Mick Mulvaney, the head of Trump's Consumer Financial Protection Bureau, wants to reward payday lenders at the expense of veterans and low-income Americans.

The Trump administration talks a lot about helping veterans. But when it comes down to it, they'll always take the opportunity to reward their cronies instead. And Mick Mulvaney is providing the latest appalling example.

Mulvaney, Trump's Office of Management and Budget (OMB) director, is also the head of the Consumer Financial Protection Bureau (CFPB). The CFPB is supposed to protect consumers from the bad acts of banks and payday lenders. But that's no longer happening.

And one of the groups that will suffer disproportionately from this lax enforcement is service members and veterans.

First, the Trump administration signaled that it didn't want to adopt an Obama-era CFPB rule that would have required payday lenders to consider potential borrowers' monthly expenses and ability to repay. Then Mulvaney killed an investigation into World Acceptance Corporation (WAC), even though it charged interest rates up to 237 percent. WAC also, not coincidentally, donated to Mulvaney's congressional campaigns.

Now, Mulvaney quietly decided not to sue another payday lender, National Credit Adjusters (NCA), that wrongly collected around $50 million. With the investigation tanked, consumers won't get a dime of those ill-gotten gains back. He's also considering scrapping investigations into three more payday lenders, all of which use aggressive high-pressure collections techniques and outright lie to consumers.

Payday lenders love to target the troops. They market to service members at twice the rate they pitch their wares to civilian families. They use clever, sleazy ways to create new types of loan packages to avoid constrictions of the Military Lending Act. That law is supposed to keep troops relatively safe from payday lenders.

And they set up storefronts near military bases to entice severely underpaid service members with the promise of a short-term loan to tide them over.

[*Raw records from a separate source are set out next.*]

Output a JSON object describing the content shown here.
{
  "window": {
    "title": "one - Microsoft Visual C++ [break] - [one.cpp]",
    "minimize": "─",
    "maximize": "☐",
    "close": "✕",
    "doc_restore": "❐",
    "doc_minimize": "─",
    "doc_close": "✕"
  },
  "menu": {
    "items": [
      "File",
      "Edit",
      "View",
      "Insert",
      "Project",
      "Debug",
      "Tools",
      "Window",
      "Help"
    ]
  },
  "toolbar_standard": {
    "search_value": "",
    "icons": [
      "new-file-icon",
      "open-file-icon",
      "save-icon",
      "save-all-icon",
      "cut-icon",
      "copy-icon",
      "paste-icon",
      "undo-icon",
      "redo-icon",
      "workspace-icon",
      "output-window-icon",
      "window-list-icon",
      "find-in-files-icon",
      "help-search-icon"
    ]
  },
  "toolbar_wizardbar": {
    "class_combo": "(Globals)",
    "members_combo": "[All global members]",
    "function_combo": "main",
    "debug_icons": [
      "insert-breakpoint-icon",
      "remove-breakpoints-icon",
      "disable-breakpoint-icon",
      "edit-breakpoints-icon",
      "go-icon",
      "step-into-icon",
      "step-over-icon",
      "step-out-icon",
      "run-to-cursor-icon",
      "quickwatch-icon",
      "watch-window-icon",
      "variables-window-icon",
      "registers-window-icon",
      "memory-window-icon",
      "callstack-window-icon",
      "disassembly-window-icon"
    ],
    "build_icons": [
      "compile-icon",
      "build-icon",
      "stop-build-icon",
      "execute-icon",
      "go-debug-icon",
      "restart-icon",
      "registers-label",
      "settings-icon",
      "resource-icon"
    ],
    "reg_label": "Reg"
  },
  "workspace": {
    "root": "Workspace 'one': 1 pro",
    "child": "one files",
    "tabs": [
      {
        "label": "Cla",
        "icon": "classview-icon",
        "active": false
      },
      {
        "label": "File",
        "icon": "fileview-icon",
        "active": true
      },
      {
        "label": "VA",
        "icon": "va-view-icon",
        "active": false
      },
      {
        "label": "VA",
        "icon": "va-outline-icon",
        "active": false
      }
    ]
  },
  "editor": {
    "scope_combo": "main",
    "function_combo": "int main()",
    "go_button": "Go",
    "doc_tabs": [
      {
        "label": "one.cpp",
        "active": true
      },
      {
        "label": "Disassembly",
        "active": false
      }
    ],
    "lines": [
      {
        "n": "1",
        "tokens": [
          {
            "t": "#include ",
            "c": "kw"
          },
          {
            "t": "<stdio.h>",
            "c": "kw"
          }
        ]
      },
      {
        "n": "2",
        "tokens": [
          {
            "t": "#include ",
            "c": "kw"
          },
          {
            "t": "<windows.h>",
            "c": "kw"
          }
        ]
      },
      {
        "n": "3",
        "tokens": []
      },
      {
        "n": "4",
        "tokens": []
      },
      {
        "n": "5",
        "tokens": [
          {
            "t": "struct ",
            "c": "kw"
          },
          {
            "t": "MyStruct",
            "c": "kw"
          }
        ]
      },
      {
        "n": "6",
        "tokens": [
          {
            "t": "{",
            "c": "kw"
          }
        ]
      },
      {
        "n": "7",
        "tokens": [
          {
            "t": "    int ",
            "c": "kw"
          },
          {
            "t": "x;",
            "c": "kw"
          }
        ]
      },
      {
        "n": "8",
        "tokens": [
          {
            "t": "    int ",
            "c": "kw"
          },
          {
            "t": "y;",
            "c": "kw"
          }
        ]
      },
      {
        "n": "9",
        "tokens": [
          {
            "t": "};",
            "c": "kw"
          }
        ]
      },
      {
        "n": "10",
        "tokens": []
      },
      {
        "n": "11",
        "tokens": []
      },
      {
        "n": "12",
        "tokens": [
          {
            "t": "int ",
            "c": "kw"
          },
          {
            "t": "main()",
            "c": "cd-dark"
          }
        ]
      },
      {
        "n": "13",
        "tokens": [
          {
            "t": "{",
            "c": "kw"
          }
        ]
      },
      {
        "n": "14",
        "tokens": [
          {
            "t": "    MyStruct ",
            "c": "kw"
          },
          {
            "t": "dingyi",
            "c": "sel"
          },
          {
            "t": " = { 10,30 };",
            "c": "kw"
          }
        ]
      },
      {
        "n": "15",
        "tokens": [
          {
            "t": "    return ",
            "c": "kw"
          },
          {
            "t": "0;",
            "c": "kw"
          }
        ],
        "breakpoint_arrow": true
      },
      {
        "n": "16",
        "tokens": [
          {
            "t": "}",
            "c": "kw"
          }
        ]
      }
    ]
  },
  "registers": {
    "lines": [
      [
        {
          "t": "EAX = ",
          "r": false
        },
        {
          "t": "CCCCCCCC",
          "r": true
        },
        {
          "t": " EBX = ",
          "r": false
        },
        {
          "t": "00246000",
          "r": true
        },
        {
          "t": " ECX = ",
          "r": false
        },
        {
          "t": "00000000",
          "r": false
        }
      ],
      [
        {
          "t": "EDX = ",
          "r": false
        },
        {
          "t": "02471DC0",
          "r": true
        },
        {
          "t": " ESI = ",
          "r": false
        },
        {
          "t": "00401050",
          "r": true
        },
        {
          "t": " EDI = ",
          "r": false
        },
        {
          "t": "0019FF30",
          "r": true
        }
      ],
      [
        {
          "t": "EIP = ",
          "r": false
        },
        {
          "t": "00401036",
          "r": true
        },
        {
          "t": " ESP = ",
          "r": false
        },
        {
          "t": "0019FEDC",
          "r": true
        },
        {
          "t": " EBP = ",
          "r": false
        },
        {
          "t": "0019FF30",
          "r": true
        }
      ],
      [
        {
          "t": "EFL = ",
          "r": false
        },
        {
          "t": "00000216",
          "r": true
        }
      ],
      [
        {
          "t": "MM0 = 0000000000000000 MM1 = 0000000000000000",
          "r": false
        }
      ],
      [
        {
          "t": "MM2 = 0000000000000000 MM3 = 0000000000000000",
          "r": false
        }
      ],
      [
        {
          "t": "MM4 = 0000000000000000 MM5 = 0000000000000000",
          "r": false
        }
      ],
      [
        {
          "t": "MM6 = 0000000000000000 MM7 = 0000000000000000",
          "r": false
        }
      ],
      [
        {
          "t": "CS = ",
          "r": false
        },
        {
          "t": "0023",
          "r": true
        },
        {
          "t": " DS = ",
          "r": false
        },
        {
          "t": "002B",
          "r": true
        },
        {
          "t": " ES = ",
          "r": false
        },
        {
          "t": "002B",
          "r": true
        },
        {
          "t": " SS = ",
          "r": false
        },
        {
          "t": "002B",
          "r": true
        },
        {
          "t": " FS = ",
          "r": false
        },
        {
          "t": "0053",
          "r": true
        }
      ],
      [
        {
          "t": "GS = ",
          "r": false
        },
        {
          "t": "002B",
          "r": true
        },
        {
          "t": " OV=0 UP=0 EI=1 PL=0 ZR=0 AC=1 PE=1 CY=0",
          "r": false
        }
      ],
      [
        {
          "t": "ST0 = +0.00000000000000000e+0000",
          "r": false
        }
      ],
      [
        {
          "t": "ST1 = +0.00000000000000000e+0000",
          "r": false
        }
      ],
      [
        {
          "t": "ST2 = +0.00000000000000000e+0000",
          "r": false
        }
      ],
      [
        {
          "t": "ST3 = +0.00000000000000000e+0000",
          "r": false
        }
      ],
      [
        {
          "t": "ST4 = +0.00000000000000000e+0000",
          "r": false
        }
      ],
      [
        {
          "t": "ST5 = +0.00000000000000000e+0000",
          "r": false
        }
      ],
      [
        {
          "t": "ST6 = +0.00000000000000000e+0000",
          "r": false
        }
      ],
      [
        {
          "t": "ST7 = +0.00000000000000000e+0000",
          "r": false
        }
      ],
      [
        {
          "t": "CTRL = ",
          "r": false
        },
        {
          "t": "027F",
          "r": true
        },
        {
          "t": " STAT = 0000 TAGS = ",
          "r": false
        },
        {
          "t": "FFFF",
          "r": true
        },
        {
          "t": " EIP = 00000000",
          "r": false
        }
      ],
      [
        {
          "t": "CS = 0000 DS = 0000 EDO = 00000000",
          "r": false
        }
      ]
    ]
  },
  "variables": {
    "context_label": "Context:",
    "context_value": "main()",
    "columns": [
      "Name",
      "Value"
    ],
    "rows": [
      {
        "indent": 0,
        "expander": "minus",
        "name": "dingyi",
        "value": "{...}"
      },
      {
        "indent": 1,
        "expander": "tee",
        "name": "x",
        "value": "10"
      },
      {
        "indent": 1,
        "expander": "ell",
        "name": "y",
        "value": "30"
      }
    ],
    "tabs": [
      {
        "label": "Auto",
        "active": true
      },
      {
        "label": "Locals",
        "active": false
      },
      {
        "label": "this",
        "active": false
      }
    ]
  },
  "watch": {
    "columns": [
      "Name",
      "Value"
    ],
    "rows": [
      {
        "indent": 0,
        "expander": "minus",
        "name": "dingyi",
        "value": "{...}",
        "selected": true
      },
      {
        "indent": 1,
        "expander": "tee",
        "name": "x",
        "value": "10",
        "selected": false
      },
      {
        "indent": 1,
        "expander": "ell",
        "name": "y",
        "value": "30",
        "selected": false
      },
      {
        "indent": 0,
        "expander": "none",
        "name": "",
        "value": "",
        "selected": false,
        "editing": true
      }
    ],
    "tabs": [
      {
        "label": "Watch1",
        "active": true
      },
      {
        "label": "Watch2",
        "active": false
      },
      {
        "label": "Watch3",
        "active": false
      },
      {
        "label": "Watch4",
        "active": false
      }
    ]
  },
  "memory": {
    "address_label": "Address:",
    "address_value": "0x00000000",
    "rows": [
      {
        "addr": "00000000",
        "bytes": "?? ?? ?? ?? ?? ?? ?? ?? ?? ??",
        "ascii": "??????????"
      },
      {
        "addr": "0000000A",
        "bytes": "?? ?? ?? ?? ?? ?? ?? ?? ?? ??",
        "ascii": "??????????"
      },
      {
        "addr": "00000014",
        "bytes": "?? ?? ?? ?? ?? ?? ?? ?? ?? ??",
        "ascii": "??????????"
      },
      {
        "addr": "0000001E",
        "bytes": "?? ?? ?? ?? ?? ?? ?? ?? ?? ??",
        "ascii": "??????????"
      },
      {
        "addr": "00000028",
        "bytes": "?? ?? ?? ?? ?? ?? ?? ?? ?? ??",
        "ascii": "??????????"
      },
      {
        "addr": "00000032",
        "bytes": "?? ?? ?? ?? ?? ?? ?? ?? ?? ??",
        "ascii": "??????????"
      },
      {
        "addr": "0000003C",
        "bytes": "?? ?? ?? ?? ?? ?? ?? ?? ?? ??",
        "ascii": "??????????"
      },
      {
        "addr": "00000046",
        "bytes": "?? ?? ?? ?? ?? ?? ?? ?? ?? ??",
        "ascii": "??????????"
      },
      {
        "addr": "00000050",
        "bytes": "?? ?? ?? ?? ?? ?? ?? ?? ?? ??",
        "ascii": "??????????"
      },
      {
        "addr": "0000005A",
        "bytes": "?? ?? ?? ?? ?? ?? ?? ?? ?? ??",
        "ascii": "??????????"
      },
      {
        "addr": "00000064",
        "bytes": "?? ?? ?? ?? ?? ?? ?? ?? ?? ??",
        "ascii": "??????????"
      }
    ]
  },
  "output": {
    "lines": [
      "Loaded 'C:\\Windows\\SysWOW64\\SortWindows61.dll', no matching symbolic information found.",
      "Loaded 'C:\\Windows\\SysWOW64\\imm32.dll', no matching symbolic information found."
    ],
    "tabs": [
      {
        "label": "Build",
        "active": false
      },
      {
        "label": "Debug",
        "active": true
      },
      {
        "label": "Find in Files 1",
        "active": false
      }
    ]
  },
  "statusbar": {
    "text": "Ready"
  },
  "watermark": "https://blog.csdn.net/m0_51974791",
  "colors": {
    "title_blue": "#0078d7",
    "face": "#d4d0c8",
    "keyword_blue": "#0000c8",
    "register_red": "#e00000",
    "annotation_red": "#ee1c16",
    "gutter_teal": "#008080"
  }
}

But those loans get rolled over again and again until service members are in a debt trap that they can't get out of. They rack up hundreds, sometimes thousands, of dollars of interest and rollover payments on loans of around $300.

It's almost as if, after giving service members a minimal pay raise, the administration just couldn't help itself. It needed to find another way to take money out of their pockets.

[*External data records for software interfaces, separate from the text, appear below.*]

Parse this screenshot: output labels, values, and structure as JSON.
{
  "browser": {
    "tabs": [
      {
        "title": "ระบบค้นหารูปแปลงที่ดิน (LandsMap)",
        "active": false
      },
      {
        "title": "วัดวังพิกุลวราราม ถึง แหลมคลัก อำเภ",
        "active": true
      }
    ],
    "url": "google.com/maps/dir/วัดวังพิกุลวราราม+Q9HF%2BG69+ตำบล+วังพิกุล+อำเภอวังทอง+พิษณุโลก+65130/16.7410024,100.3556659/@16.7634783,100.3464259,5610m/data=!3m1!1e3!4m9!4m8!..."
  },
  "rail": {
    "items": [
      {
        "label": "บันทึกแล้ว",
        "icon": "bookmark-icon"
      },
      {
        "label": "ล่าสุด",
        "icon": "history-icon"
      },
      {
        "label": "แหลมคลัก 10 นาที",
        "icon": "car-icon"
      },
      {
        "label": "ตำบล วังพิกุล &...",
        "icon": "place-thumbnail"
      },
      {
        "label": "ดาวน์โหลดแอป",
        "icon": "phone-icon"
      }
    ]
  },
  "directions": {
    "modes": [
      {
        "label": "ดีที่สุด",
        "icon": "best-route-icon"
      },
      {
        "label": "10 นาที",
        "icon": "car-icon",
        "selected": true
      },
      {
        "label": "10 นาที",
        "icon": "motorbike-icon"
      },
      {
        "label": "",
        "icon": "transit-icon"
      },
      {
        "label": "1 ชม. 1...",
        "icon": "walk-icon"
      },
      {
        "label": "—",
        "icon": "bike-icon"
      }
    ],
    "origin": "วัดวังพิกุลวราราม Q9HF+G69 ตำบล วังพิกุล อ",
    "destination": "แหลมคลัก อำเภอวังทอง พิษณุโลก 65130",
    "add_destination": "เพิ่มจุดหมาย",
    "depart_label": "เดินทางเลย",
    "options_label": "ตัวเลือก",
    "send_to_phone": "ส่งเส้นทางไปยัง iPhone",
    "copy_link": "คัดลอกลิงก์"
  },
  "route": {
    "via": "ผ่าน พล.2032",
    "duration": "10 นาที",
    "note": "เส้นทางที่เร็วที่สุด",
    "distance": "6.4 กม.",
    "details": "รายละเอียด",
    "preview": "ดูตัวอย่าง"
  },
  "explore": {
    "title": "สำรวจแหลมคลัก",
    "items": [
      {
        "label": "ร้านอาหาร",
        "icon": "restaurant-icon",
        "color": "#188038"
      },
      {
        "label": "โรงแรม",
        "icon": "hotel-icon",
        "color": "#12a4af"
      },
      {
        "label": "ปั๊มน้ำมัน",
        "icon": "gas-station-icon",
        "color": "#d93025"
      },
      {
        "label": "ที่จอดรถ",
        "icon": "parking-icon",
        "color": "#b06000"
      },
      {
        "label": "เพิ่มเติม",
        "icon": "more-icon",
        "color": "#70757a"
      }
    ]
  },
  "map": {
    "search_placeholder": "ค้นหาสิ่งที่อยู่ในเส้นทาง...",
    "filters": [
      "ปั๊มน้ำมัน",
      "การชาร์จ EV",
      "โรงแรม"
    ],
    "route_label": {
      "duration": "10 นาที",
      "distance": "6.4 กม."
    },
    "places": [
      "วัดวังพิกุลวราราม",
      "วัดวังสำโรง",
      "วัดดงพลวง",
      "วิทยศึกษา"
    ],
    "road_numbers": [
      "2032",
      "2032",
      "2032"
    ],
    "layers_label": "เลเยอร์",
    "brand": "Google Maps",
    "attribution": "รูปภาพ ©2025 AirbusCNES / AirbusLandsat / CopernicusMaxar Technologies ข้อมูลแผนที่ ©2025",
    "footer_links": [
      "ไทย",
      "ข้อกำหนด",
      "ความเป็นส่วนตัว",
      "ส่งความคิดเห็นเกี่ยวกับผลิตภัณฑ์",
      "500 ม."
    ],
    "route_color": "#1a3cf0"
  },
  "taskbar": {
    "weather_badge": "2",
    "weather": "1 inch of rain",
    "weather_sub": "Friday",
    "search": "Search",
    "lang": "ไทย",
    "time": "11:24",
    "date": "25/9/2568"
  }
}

"Anyone who has served knows that despite our best efforts, payday lenders continue to target our troops, and take advantage of them," Will Fischer, Iraq War veteran and director of government relations for VoteVets, said in a statement to Shareblue Media. "It certainly looks like [Mulvaney and Trump] are out to help payday lenders and their tawdry money-making scheme."

Fischer added that "it shows a real lack of commitment by this administration to improve the financial well-being of those who serve, for them to let these payday lenders off the hook."

Payday lenders actively harm members of the military. Any administration that considers themselves a friend of the troops could take easy steps to protect them.

But Trump and Mulvaney didn't before and they won't now — and they probably never will.